[EXERCISE DESCRIPTION] Which lines below include "likes"? Copy them all.

[Component data from apps and pages]
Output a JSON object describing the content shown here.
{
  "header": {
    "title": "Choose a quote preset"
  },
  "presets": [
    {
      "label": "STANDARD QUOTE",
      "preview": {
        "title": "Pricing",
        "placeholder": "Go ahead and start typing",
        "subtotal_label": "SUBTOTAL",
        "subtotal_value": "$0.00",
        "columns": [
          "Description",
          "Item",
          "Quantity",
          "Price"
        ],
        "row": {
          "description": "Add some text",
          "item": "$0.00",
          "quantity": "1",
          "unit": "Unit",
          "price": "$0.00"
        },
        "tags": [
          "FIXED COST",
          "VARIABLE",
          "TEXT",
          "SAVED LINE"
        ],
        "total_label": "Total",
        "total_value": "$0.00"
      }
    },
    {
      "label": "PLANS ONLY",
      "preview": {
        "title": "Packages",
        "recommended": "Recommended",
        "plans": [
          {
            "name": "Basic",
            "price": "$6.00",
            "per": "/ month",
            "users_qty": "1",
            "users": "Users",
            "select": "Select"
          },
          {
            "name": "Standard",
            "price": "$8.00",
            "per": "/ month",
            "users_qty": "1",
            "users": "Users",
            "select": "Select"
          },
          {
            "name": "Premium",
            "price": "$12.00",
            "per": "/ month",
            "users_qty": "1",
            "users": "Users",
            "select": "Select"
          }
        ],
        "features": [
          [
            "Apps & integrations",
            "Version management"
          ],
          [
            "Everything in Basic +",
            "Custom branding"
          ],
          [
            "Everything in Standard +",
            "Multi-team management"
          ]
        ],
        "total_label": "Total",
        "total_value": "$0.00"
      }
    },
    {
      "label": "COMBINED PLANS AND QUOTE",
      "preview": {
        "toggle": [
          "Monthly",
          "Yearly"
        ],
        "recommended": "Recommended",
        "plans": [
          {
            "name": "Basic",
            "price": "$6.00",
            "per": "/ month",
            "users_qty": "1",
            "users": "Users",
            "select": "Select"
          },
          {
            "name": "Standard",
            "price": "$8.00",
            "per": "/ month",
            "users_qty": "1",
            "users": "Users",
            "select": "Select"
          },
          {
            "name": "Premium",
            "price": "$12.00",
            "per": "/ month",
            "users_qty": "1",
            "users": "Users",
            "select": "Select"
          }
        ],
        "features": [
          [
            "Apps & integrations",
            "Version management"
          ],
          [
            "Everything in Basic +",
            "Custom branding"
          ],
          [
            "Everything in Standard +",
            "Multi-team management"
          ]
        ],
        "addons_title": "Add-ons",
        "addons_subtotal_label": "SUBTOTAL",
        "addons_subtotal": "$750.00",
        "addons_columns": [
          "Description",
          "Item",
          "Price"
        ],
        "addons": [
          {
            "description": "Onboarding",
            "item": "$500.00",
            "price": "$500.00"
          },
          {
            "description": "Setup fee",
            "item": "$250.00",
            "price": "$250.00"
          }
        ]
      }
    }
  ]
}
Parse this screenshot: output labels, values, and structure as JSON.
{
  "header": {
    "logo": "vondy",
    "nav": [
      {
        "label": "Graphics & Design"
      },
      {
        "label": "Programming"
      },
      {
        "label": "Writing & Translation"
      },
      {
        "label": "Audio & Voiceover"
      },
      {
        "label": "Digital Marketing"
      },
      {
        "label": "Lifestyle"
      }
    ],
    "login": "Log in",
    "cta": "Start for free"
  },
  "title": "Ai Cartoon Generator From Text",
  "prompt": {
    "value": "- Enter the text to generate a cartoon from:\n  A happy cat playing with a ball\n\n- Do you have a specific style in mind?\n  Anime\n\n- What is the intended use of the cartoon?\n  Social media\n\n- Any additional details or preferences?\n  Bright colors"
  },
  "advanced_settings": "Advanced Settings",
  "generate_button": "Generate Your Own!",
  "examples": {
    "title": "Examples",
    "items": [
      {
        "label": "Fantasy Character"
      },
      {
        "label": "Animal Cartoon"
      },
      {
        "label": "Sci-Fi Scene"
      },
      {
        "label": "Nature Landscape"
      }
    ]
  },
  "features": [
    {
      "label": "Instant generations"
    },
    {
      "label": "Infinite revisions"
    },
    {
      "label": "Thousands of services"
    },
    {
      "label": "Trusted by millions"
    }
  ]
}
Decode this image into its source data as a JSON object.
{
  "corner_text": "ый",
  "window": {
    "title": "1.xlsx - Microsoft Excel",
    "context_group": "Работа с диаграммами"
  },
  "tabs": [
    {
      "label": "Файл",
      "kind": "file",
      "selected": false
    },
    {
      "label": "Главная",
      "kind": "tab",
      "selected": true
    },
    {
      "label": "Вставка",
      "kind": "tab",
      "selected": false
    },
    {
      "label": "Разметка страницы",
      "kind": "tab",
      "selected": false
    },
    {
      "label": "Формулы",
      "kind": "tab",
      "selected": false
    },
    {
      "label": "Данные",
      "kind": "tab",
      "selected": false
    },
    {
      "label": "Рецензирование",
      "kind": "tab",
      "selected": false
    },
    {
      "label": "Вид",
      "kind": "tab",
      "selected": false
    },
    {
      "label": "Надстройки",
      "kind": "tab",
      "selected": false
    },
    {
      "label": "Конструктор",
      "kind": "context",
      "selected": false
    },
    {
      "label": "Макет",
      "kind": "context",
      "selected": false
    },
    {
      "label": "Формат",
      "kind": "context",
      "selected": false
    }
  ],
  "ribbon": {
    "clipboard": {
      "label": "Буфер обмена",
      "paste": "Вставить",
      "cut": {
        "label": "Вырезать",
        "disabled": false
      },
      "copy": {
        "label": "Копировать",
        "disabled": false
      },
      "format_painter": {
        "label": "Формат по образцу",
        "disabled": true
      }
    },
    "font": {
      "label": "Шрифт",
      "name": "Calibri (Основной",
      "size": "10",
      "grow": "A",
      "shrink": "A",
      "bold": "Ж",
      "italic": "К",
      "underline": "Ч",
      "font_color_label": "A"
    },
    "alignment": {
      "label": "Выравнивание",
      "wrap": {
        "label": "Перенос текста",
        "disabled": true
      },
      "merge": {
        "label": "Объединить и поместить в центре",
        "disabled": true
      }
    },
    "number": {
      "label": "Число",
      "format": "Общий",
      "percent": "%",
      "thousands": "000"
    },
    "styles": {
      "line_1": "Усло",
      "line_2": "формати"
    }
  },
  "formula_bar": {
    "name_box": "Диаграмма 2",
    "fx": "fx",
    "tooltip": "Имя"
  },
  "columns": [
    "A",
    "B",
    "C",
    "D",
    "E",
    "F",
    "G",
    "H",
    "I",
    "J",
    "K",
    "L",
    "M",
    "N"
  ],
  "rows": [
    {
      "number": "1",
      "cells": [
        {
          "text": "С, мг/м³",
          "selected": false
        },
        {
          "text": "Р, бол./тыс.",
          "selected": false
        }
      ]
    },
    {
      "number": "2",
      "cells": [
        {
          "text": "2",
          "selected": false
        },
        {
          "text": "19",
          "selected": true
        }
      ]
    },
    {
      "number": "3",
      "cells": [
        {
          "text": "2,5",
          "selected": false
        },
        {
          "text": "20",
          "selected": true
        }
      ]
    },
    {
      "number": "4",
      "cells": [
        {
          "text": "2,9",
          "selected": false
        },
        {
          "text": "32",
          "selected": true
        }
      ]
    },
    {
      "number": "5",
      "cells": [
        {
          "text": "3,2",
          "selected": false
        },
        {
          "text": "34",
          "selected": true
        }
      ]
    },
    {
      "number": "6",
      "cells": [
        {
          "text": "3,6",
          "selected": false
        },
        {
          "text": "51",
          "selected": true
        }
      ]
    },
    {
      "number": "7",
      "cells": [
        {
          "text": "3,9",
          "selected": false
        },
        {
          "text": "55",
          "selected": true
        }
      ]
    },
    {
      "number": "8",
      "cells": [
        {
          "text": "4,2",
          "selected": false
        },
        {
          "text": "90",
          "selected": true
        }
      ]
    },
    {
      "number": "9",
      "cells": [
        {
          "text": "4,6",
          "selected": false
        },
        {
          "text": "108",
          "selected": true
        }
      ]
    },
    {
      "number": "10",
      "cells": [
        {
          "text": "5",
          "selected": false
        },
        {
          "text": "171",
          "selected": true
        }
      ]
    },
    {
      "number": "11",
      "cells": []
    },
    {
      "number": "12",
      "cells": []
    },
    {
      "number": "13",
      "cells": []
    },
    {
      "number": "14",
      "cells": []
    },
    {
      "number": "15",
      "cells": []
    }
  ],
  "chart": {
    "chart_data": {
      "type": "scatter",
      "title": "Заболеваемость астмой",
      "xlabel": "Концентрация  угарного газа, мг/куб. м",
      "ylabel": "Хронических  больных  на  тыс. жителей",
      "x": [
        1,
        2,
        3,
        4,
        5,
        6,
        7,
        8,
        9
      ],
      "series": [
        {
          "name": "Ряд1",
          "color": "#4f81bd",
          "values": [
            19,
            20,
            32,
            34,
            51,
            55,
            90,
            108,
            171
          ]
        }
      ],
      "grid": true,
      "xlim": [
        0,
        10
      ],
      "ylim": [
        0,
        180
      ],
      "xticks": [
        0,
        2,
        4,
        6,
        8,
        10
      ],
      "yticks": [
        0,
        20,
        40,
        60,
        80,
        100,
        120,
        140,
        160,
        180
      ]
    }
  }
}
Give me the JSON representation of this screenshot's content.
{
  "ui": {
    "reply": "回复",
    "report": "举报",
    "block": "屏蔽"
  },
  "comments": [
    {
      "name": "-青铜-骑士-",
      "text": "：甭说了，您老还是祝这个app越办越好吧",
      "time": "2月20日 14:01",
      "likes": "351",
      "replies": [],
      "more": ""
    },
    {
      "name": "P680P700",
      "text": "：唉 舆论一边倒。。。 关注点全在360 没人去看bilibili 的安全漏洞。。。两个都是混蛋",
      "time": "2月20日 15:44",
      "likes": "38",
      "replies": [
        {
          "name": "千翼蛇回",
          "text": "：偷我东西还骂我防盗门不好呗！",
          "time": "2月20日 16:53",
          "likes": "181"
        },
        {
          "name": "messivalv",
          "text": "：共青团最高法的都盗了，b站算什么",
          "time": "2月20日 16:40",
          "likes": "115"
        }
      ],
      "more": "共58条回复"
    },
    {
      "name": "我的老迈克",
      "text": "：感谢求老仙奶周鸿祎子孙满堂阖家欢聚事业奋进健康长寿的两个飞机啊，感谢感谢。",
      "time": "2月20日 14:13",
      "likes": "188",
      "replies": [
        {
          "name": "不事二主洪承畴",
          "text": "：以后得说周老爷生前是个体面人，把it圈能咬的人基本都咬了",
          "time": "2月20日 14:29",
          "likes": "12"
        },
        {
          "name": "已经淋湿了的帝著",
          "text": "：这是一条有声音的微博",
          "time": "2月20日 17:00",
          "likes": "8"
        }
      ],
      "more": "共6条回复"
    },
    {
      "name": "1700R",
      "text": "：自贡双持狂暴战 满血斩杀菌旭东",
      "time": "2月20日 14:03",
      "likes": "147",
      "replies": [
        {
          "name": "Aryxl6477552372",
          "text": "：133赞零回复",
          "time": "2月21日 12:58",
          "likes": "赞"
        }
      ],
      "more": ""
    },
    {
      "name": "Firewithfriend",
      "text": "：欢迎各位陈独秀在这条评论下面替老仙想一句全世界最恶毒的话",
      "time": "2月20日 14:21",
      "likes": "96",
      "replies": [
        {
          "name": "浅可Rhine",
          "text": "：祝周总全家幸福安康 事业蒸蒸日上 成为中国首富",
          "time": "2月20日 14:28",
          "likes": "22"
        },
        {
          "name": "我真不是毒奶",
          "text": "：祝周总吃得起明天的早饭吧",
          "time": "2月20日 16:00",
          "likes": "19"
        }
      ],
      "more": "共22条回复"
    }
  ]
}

[RESPONSE TO THE EXERCISE]
      "likes": "351",
      "likes": "38",
          "likes": "181"
          "likes": "115"
      "likes": "188",
          "likes": "12"
          "likes": "8"
      "likes": "147",
          "likes": "赞"
      "likes": "96",
          "likes": "22"
          "likes": "19"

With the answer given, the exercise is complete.